Maurice Bingham Adams Educated at Cliffe House Academy, Lewes, Adams worked in two large building firms in Brighton from May 1865 to April 1866. Articled to Horatio Nelson Goulty of Brighton from February 1867 he was later assistant to Sir William Emerson and to Thomas Maynard, and, from 1870 to 1872, Clerk of Works and architect to Philip Causton Lockwood, Borough Surveyor of Brighton.
Adams commenced independent practice in !873 and was on the staff of Building News from 1872 until he retired in 1923. He was also Architect to Brighton Borough Council and Honorary Architect to Chiswick Charity Trusts.
Extracted from Directory of British Architects 1834-1914, British Architectural Library.
According to Alistair Black ( A New History of the English Public Library) Adams was the second most prolific architect of public libraries prior to WW1 and was responsible for designing five of the Libraries funded by Passmore Edwards. He shared with Edwards the belief in the importance of efficient architecture in providing the educational institutions required to face the perceived threat to the economy from foreign competition. Likewise he believed in self help.
A proponent of the Queen Anne style, he was responsible for the Bedford Park development in West London which provided him with a home and also, in Bedford Place, the home where Passmore Edwards was later to live.

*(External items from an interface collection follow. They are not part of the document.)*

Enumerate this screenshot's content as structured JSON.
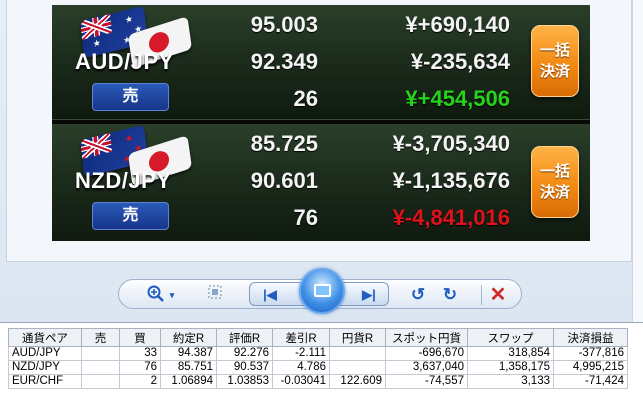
{
  "positions": [
    {
      "pair": "AUD/JPY",
      "side_label": "売",
      "rate_top": "95.003",
      "rate_mid": "92.349",
      "quantity": "26",
      "pl_top": "¥+690,140",
      "pl_mid": "¥-235,634",
      "pl_total": "¥+454,506",
      "pl_total_color": "#27d21f",
      "settle_label_line1": "一括",
      "settle_label_line2": "決済"
    },
    {
      "pair": "NZD/JPY",
      "side_label": "売",
      "rate_top": "85.725",
      "rate_mid": "90.601",
      "quantity": "76",
      "pl_top": "¥-3,705,340",
      "pl_mid": "¥-1,135,676",
      "pl_total": "¥-4,841,016",
      "pl_total_color": "#e0121c",
      "settle_label_line1": "一括",
      "settle_label_line2": "決済"
    }
  ],
  "toolbar": {
    "zoom_icon": "zoom-in-icon",
    "zoom_dropdown_icon": "chevron-down-icon",
    "fit_icon": "actual-size-icon",
    "prev_icon": "previous-icon",
    "slideshow_icon": "slideshow-icon",
    "next_icon": "next-icon",
    "rotate_ccw_icon": "rotate-left-icon",
    "rotate_cw_icon": "rotate-right-icon",
    "delete_icon": "delete-icon"
  },
  "table": {
    "headers": [
      "通貨ペア",
      "売",
      "買",
      "約定R",
      "評価R",
      "差引R",
      "円貨R",
      "スポット円貨",
      "スワップ",
      "決済損益"
    ],
    "rows": [
      [
        "AUD/JPY",
        "",
        "33",
        "94.387",
        "92.276",
        "-2.111",
        "",
        "-696,670",
        "318,854",
        "-377,816"
      ],
      [
        "NZD/JPY",
        "",
        "76",
        "85.751",
        "90.537",
        "4.786",
        "",
        "3,637,040",
        "1,358,175",
        "4,995,215"
      ],
      [
        "EUR/CHF",
        "",
        "2",
        "1.06894",
        "1.03853",
        "-0.03041",
        "122.609",
        "-74,557",
        "3,133",
        "-71,424"
      ]
    ]
  },
  "colors": {
    "profit_green": "#27d21f",
    "loss_red": "#e0121c",
    "settle_orange": "#f28a12",
    "sell_blue": "#17358a"
  }
}
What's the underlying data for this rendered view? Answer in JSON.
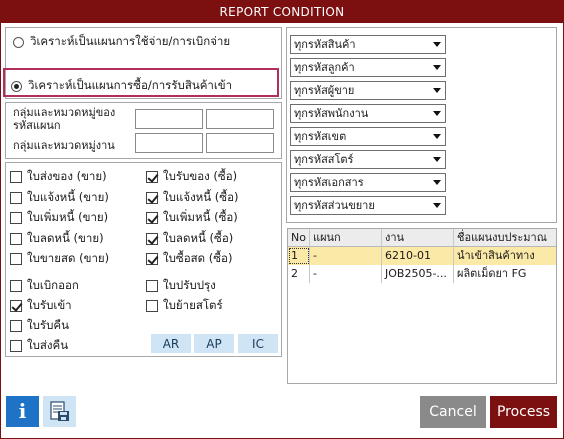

Adams was an internationally recognised architect delivering commissions in both the USA and Australia.